When I was a boy the school atlas had a very different map of Europe to how it looks today. This was because there weren’t nearly so many countries to show. Everything east of Poland was included in the USSR so there was no Estonia, Latvia and Lithuania, The Czech Republic and Slovakia was one country and on the Adriatic there was a single country called Yugoslavia.
Yugoslavia had been created in 1918 after the First World War by the victorious western allies in the hope of bring some stability to the Balkans but this had been a hopelessly optimistic attempt to impose a solution on a disparate region of Europe who were never going to coexist easily as one single nation.
The Balkans is where east meets west in Europe and Yugoslavia was a mix of Russian Orthodox looking to the east (Serbia), Christian Orthodox looking to the west (Slovenia and Croatia) and Muslims who could not be reconciled to either (Bosnia). Here was a recipe for disaster!
Slovenia is clearly more Central European in character than any of its Balkan partners and being more prosperous and increasingly resentful of providing support to its national partners it is not surprisingly that when the grip of President Tito was removed in 1980 it was the first to break loose from the Yugoslav Federation in 1991. Luckily for them it was a bloodless separation following a vote for independence in 1990 but the Slovenian secession did however lead to a violent break-up of the country with civil war and ethnic cleansing in neighbouring Croatia, Serbia and Bosnia Herzegovina that persisted throughout the 1990’s.
As a consequence of the wars Yugoslavia was inevitably dismantled into its constituent parts and on 22nd May 1992 Slovenia, Croatia and Bosnia joined the United Nations. I have nothing personal against Yugoslavia but I am glad the country split up in this way because this has provided more travel opportunities to different countries and since 2007 I have visited all three and Montenegro as well.
In 2008 we visited Bosnia and although we were in Europe this felt like a different place altogether and being predominantly Muslim it felt as though we had crossed into Asia. It was about sixty kilometres to Mostar and when we arrived there it was a total shock. We drove past bombed out and abandoned buildings and parked the car in what looked a precarious spot next to magnificent old buildings that had been completely destroyed during the war of 1992 to 1993. Walking around I was struck that this is what most of Europe must have looked like after the Second-World-War and it was sad and a very sobering experience.

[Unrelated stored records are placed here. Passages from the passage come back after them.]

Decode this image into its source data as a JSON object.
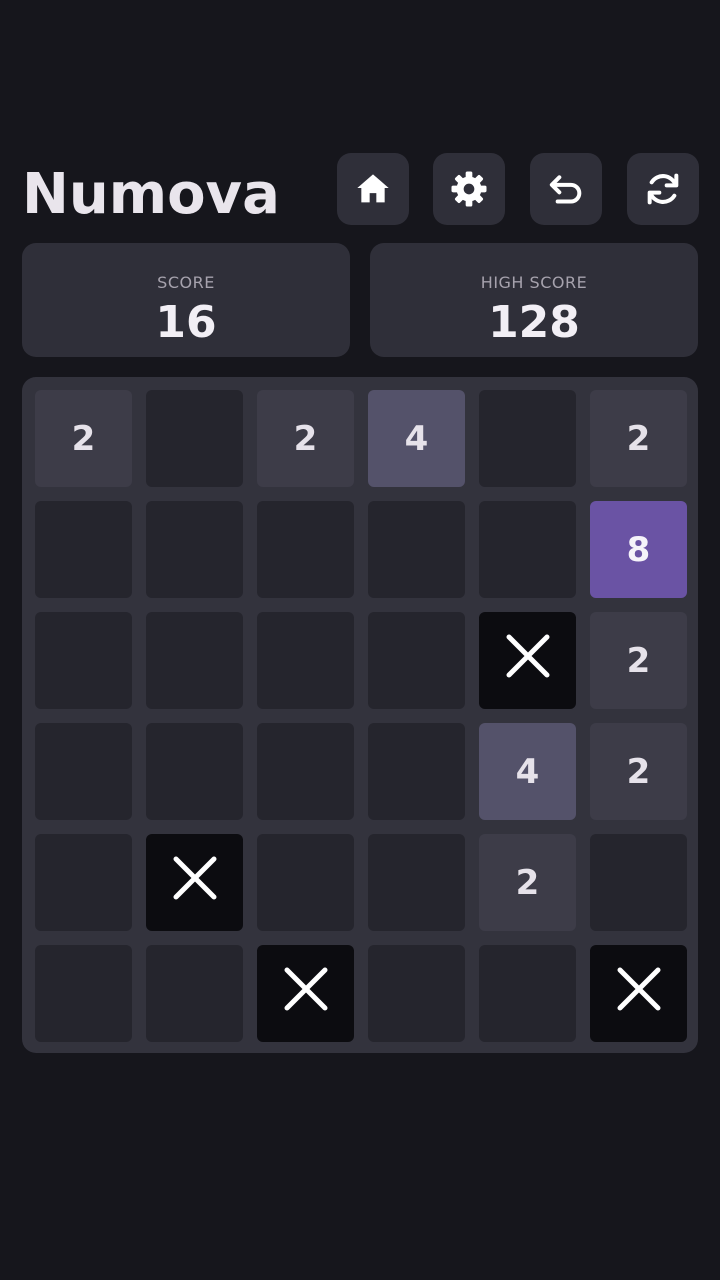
{
  "app": {
    "title": "Numova"
  },
  "toolbar": {
    "buttons": [
      {
        "name": "home-button",
        "icon": "home-icon"
      },
      {
        "name": "settings-button",
        "icon": "gear-icon"
      },
      {
        "name": "undo-button",
        "icon": "undo-icon"
      },
      {
        "name": "restart-button",
        "icon": "restart-icon"
      }
    ]
  },
  "scores": {
    "score_label": "SCORE",
    "score_value": "16",
    "high_score_label": "HIGH SCORE",
    "high_score_value": "128"
  },
  "board": {
    "size": 6,
    "cells": [
      [
        "2",
        "",
        "2",
        "4",
        "",
        "2"
      ],
      [
        "",
        "",
        "",
        "",
        "",
        "8"
      ],
      [
        "",
        "",
        "",
        "",
        "X",
        "2"
      ],
      [
        "",
        "",
        "",
        "",
        "4",
        "2"
      ],
      [
        "",
        "X",
        "",
        "",
        "2",
        ""
      ],
      [
        "",
        "",
        "X",
        "",
        "",
        "X"
      ]
    ]
  },
  "colors": {
    "background": "#16161c",
    "panel": "#2f2f39",
    "board": "#33333d",
    "empty_cell": "#25252d",
    "tile_2": "#3d3c48",
    "tile_4": "#54526a",
    "tile_8": "#6a53a4",
    "blocked_cell": "#0c0c10"
  }
}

Between 1992 and 1993, after Bosnia and Herzegovina declared independence from Yugoslavia, the city was subject to an eighteen month siege during which the objectives of nationalists from Croatia were shared by Croat nationalists in Bosnia and Herzegovina. What I didn’t know was that after the expulsion of the Serbs the Croats turned on the Bosnians and they proclaimed the existence of the Croatian Community of Herzeg-Bosnia, as a separate ‘political, cultural, economic and territorial whole’ on the territory of Bosnia and Herzegovina.
Mostar was divided into a Western part, which was dominated by the Croat forces and an Eastern part under the control of the Army of Republic of Bosnia and Herzegovina. The Croatians controlled all roads leading into Mostar and international organisations were denied access as they took over the west side of the city and expelled thousands of Bosniaks into the eastern side. Heavy shelling reduced much of Mostar to rubble as a consequence and finally they did something that even the Serbs hadn’t done and destroyed the famous Stari Most Bridge. I had simply not understood these ethnic tensions existed between Croatians and Bosnians.
In 2009 and again in 2010 we visited Dubrovnik in Croatia and on the second occasion travelled to the city by boat. The water taxi left from the little harbour in the village on Mlini as it followed the coast towards the city we saw something unexpected and nothing like we had seen before on previous visits to Croatia, a string of war damaged shelled out hotels at regular intervals all the way to Dubrovnik. This we learned later was the legacy of an invasion by Montenegro during the secessionist wars of the 1990s.
Montenegro played a disastrous part in the break-up of the former Yugoslavia because in 1991 its army advanced across the border into Croatia, destroying villages, looting and stealing on the way and then shelling the ancient city of Dubrovnik. The city was attacked by the Serbian-Montenegrin army and besieged for six months during which time about two thousand shells rained down on the walled city, damaging seventy percent of its buildings and two-thirds of its famous red roofs. Dubrovnik’s ancient heritage was threatened with destruction and a plaque within the city now shows all of the major strikes on public buildings and churches, cobbled streets made of Dalmatian stone and irreplaceable statues and monuments.
Europe and the World watched most of the dreadful events of the Yugoslavian wars on television screens but took no action but for the west at least, the destruction of Dubrovnik overstepped the mark and brought pressure on the warring factions to stop. It was almost as though the World was prepared to watch ethnic cleansing, death and destruction in cities with unfamiliar names that meant little to them but when a UNESCO World Heritage Site was attacked and a city that was seen to belong to the World and not a single place, collectively they said ‘enough is enough’ and belatedly intervened to stop the hostilities.